New Zealand GM Murray Chandler is currently publishing a series of posts on Facebook with memorabilia outlining his chess career.
This position, Chiong – Aaron (Kuala Lumpur 1978), is from one of his newspaper columns.
Murray described his puzzle: “After gaining a fine position in the opening stages, Aaron has over-reached his hand, and now his rooks are in danger. White’s 1. Qe7 achieves nothing after 1…, Rbf4, but Chiong has an intermediate move. Can you find it?”
His solution: “1. Be4! Bxe4 2. Qe7! Now Black does not have the rejoinder 2… Rbf4 and he must lose material. Play continued: 2… Qc5 3. Qxc5 Nxc5 4. cxb4 Nd3 5. Rxc7 Nxf2 6. Kxf2 and, a pawn up, White went on to win.”

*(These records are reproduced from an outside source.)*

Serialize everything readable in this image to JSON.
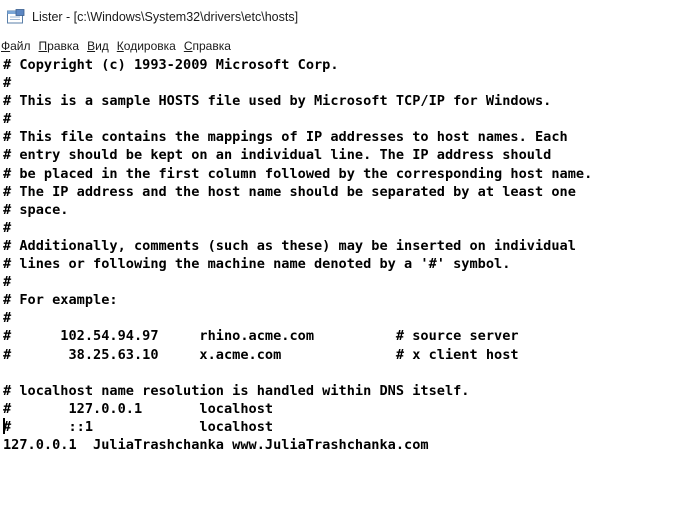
{
  "window": {
    "title": "Lister - [c:\\Windows\\System32\\drivers\\etc\\hosts]",
    "icon": "lister-app-icon"
  },
  "menu": [
    {
      "hotkey": "Ф",
      "rest": "айл"
    },
    {
      "hotkey": "П",
      "rest": "равка"
    },
    {
      "hotkey": "В",
      "rest": "ид"
    },
    {
      "hotkey": "К",
      "rest": "одировка"
    },
    {
      "hotkey": "С",
      "rest": "правка"
    }
  ],
  "file_lines": [
    "# Copyright (c) 1993-2009 Microsoft Corp.",
    "#",
    "# This is a sample HOSTS file used by Microsoft TCP/IP for Windows.",
    "#",
    "# This file contains the mappings of IP addresses to host names. Each",
    "# entry should be kept on an individual line. The IP address should",
    "# be placed in the first column followed by the corresponding host name.",
    "# The IP address and the host name should be separated by at least one",
    "# space.",
    "#",
    "# Additionally, comments (such as these) may be inserted on individual",
    "# lines or following the machine name denoted by a '#' symbol.",
    "#",
    "# For example:",
    "#",
    "#      102.54.94.97     rhino.acme.com          # source server",
    "#       38.25.63.10     x.acme.com              # x client host",
    "",
    "# localhost name resolution is handled within DNS itself.",
    "#       127.0.0.1       localhost",
    "#       ::1             localhost",
    "127.0.0.1  JuliaTrashchanka www.JuliaTrashchanka.com"
  ]
}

However, my silicon friend doesn’t agree that Black must lose material. He could instead have played the cool 2…Kg8! 3. Qxb4 Nc5, when Black will regain the exchange with a fairly level position.
So I’ll award you 10 points for assessing the position after 1. Qe7 Rbf4 as in Black’s favour. I’ll be generous and award 20 points if you spotted the attractive interference 1. Be4! Bxe4 2. Qe7!. There’s a further 10 points for finding 2… Kg8 and realising it regained material, and a final 10 points for assessing that position as about equal.
That’s 30/50 for Murray. Did you do better?